Please copy each line of the listing below in which the word "time" appears.

• [THE DATA]
================================

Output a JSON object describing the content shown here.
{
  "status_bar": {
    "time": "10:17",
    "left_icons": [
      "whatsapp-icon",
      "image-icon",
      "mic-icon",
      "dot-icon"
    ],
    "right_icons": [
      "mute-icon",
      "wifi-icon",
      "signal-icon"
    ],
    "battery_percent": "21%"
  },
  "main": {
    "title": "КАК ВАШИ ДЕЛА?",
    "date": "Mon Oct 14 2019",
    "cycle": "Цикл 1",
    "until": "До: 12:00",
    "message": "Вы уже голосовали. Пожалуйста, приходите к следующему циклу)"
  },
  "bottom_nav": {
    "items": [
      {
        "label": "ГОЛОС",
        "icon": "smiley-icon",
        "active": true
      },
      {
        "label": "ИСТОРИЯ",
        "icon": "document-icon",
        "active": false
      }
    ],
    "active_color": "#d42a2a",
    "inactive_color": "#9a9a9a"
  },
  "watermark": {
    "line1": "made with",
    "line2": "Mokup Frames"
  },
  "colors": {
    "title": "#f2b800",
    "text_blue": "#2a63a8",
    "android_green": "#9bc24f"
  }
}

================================

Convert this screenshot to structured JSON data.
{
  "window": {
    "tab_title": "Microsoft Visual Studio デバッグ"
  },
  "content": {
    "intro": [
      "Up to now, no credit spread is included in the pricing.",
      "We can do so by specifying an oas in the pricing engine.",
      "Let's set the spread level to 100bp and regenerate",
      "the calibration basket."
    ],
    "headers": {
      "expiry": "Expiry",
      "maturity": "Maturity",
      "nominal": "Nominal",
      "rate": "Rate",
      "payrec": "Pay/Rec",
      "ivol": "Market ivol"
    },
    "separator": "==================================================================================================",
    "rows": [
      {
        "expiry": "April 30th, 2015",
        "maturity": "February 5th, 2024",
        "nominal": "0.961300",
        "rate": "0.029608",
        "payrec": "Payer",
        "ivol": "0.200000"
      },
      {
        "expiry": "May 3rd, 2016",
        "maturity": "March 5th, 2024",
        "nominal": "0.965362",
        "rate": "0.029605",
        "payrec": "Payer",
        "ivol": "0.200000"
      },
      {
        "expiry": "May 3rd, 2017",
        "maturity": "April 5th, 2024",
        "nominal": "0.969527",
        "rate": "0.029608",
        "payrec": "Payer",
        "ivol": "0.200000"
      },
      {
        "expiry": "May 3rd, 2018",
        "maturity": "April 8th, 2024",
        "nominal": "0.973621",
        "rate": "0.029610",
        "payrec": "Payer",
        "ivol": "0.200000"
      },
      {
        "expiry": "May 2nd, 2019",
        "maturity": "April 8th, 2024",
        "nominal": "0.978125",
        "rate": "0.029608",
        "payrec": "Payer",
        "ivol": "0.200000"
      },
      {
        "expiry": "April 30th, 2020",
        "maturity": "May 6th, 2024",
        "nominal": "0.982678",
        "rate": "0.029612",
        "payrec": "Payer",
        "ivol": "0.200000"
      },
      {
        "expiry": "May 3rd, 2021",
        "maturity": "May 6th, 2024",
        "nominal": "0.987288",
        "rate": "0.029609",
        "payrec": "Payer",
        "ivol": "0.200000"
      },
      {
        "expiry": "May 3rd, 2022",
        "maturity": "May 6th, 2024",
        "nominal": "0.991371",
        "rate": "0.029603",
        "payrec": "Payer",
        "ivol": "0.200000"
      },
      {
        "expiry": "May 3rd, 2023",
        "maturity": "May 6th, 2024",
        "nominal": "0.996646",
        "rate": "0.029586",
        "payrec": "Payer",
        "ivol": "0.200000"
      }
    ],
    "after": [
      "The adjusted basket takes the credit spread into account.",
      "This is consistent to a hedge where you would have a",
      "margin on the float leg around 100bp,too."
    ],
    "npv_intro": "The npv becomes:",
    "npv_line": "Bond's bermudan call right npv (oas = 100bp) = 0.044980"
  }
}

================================

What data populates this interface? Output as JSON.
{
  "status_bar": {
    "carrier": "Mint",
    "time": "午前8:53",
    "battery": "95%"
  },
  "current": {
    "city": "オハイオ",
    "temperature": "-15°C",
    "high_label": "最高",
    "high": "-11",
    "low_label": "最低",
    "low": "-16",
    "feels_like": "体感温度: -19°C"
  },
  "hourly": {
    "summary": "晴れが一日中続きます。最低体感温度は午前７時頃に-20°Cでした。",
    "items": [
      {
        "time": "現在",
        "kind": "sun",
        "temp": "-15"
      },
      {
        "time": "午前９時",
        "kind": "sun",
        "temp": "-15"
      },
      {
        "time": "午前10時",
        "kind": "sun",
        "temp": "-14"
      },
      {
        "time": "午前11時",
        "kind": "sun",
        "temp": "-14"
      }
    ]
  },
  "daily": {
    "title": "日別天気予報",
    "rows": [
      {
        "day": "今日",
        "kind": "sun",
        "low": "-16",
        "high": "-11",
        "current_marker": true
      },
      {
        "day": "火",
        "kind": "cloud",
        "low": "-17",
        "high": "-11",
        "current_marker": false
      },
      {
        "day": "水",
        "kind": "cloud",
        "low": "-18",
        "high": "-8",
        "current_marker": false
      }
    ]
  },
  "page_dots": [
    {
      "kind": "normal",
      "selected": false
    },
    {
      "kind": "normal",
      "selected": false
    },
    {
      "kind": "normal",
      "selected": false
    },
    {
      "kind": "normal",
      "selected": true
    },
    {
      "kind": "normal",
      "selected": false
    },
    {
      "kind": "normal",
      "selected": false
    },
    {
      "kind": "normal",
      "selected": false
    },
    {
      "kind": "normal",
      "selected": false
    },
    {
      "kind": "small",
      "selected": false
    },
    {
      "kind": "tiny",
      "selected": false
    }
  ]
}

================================

• [THE COMPLETED TASK]
    "time": "10:17",
    "time": "午前8:53",
        "time": "現在",
        "time": "午前９時",
        "time": "午前10時",
        "time": "午前11時",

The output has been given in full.